varieties. The main indication of the lightest and tastiest wine is the grape variety. While it is nearly impossible to bring Petit Verdot and Tannat into a light style, it is equally impossible to make Criolla, Pinot Noir and Becquinol with structure and body. It is that the variety is the determinant of the structure of the wine in these cases. The gray area begins with Bordeaux varieties, such as Cabernet, Merlot and Malbec; or with the people of Rhône, such as Sirah. These grapes produce reds with a certain structure because they are good for it, but there are techniques that nudge them toward the lighter side of strength. For example, if the label says carbonic maceration, it is unlikely that it will have a composition and it will be light red, as one might expect.
Technique for light red color. Since the winemaker’s idea is that one perceives the style of wine offered “from the bottle”, it usually indicates how it is made.

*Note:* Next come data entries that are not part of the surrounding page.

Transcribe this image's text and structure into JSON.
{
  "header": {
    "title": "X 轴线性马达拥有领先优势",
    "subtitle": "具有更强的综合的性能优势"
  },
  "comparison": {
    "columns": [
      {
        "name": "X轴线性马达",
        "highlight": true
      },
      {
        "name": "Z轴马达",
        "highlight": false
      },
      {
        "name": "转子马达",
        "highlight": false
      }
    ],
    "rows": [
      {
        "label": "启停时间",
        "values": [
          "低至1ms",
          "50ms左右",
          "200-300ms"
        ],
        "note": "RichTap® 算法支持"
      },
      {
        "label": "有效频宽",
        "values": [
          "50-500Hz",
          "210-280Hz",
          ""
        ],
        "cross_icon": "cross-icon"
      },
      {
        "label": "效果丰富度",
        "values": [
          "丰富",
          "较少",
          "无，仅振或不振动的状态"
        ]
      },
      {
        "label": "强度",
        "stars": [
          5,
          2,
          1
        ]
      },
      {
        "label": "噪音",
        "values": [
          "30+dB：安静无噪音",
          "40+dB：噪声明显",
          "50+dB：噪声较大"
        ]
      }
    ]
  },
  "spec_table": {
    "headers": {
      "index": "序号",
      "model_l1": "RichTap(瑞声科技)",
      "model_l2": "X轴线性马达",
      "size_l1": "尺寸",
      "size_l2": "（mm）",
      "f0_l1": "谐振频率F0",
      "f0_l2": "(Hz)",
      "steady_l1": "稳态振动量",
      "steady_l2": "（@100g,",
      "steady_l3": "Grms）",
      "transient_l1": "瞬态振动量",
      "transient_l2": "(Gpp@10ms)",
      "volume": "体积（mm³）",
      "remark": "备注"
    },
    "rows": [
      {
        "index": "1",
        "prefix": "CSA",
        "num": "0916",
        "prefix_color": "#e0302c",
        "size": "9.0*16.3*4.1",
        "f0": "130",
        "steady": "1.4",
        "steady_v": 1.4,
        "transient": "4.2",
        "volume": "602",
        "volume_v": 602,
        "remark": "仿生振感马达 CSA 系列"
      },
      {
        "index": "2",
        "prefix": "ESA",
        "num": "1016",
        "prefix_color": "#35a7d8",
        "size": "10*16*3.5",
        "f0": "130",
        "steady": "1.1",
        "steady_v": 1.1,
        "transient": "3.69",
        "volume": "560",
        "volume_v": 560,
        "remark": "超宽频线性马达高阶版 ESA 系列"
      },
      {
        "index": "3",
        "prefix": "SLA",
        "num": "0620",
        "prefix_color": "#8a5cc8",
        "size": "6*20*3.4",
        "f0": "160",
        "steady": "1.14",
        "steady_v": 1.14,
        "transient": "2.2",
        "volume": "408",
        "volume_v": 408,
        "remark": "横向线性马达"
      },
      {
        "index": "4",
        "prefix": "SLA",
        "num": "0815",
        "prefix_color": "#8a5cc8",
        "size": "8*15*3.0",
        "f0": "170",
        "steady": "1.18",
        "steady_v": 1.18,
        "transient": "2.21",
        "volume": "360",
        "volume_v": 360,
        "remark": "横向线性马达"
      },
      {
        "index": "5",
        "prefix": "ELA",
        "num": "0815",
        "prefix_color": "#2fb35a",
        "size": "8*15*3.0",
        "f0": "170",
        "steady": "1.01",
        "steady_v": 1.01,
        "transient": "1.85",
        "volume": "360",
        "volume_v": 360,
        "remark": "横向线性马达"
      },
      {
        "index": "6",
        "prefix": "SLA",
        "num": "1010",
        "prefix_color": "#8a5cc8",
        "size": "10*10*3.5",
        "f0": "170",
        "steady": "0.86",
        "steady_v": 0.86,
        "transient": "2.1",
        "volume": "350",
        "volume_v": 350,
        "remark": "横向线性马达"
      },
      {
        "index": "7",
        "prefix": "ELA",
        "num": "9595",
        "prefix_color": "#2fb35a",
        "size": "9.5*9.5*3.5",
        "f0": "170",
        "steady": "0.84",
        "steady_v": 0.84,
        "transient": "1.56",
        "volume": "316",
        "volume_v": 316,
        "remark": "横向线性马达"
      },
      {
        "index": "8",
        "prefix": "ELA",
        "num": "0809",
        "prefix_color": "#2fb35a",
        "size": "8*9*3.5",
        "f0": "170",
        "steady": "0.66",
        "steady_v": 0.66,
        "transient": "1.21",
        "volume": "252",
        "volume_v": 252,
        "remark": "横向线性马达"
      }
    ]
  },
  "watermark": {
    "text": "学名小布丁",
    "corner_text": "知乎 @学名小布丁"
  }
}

For light drinking wines, these concepts should be avoided: Crianza, Riserva, Oak because for all of these aging techniques to work, the wine must have a certain intensity and structure. On the other hand, it is necessary to target those that do not say or clarify that they are made by organic maceration, cold maceration or pre-fermentation maceration, in this sense the term infusion is also becoming fashionable. True, you have to start reading in detail, but they are all pointers to lightness.
Wine degree. As long as you approach it with judgment, it’s an irrefutable index. A red that has between 14% and 15% is impossible to lighten if it doesn’t just want to taste the wine. The ideal band is between 11% and 13%. Of course, it could be the case of a cold region red that even with that degree has intense and rough tannins, which take away all its grace. But for that, it’s important to do it justice to the variety: a Cabernet Franc at that point will have tannins similar to a Cabernet Sauvignon. Not so, for example, Syria and Bonarda.
Burgundy Bottle Since Pinot Noir is the supreme reigning variety in Burgundy, France, the shoulderless bottle is actually a sign of lightness. Of course, there can be confusing cases, because clothes – and that bottle is – can hide any style, but in general the law holds. It is important to note the bottle, variety and grade. Once that scenario is in place, it’s very difficult to screw it up.
Producer’s style. It happens that when you get to this point it is because you have become an expert. It is not for everyone to know what style this or that manufacturer produces. But, in the same vein, when you spot a wine you like and classify it as a pale red, you need to pay attention to the producer because almost certainly (almost) he styles it in other reds. Will repeat When does this idea fail? When it comes to wineries with an extensive portfolio, offering a wine for every taste.